In this Business Better Than Usual series, social enterprise attorney Kyle Westaway explains the fundamentals of different legal structures available to social entrepreneurs. Earlier, Kyle discussed the benefit corporation and the L3C.
The Flexible Purpose Corporation (FPC) is a new class of corporation, which allows entrepreneurs to select a special social or environmental purpose, in addition to the financial goals of a company.
The FPC is designed to allow the entrepreneur to achieve a special purpose (or purposes) of its own designation. The special purpose may fall within the realm of a traditional charitable purpose, such as religious, scientific, or educational.
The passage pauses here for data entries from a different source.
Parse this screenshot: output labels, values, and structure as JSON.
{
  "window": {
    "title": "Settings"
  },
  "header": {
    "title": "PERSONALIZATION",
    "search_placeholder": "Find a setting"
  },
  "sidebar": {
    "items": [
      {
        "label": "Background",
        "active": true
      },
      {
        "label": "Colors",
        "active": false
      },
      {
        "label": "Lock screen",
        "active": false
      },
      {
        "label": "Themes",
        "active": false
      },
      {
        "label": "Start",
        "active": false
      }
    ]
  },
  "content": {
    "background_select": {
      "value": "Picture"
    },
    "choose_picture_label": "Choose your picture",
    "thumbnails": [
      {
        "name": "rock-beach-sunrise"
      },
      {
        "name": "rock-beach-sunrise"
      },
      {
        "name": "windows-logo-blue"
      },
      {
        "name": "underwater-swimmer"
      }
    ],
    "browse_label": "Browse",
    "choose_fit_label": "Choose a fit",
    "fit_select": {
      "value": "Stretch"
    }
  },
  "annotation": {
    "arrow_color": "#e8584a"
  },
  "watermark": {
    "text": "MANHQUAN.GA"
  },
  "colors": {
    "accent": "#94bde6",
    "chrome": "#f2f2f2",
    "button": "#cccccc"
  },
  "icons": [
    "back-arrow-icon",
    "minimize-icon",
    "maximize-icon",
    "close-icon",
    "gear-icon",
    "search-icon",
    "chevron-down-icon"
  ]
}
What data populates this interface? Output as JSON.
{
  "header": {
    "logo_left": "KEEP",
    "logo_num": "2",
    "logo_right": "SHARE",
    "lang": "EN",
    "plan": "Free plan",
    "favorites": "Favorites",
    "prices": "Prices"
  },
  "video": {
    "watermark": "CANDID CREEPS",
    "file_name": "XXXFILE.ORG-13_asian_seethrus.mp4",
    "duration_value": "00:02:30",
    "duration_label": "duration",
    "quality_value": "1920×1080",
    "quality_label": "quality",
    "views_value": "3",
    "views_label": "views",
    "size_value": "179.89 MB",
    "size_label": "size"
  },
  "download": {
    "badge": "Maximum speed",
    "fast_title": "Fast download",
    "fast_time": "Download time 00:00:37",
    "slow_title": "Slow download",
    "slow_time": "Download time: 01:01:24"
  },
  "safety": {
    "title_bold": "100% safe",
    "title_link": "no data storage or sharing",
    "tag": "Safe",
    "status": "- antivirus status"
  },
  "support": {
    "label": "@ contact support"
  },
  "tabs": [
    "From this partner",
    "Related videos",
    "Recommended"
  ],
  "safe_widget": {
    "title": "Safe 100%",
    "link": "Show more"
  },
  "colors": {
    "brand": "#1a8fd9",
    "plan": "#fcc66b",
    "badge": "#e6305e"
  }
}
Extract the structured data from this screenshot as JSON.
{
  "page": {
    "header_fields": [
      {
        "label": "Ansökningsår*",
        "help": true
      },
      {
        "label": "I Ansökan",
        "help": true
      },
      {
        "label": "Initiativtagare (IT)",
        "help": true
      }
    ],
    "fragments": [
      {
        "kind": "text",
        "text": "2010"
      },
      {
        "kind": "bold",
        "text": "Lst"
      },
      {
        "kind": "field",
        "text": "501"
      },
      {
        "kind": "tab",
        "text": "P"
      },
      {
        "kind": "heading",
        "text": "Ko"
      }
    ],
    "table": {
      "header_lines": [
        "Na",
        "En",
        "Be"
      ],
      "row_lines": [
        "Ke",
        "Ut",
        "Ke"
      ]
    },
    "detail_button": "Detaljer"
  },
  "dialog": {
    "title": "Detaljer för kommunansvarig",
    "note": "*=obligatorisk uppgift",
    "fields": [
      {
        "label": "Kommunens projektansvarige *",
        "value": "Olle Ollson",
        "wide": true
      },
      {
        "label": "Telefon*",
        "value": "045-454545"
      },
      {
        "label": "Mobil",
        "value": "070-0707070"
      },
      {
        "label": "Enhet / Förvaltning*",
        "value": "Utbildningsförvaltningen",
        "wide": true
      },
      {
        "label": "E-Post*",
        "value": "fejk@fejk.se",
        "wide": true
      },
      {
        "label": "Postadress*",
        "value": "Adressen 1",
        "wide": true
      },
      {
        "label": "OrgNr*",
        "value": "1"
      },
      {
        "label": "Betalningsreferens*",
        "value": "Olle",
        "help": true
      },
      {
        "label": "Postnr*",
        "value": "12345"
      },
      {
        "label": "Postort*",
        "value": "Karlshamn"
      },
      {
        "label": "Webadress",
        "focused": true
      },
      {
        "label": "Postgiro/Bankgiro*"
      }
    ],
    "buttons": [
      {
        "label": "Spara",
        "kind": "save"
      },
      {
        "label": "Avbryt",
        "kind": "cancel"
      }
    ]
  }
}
But the FPC also allows the entrepreneur to choose a special purpose related to any number of stakeholders, including the local community, the environment, employees, suppliers, creditors, customers and/or society.
For example, a real estate developer may see the positive change a community garden can make in a community, so she commits to pursue the special purpose of building one community garden for each residential building she builds.
Upon formation, the FPC, must clearly identify itself as a flexible purpose corporation, as well as use the business designation “Flexible Purpose Corporation” or “FPC” in the name of the company. Furthermore, the FPC must identify the non-financial, special purpose(s) that the FPC will achieve.
On an annual basis, the FPC must release an annual report detailing the special purpose, the annual objectives that it has set to achieve its special purpose, the metrics used to gauge the success of the special purpose, how it has achieved or fallen short of the stated objectives and how much money was spent in furtherance of the special purpose. This report must be distributed to shareholders of the FPC as well as be made publicly available on the FPC’s website.
Armed with the information from the annual report, the shareholders are tasked with enforcing the special purpose and are the only stakeholders with a right of action to initiate a lawsuit if the FPC is not achieving its special purpose.
In contrast to the benefit corporation, there is no mandate to operate in a generally socially or environmentally conscious manner, nor does the FPC require a third-party standard to measure its special purpose against. Instead, in the FPC, the company itself designates and self-reports on its special purpose. In this way the FPC offers a great amount of flexibility as to what non-financial purposes it is pursuing and is not beholden to any outside standard of social or environmental responsibility. However, through the designation of a specific special purpose and an open annual report, the FPC uses transparency to encourage good corporate behavior.
The FPC is an ideal legal structure for entrepreneurs that are seeking to pursue profits and their own, specific purpose.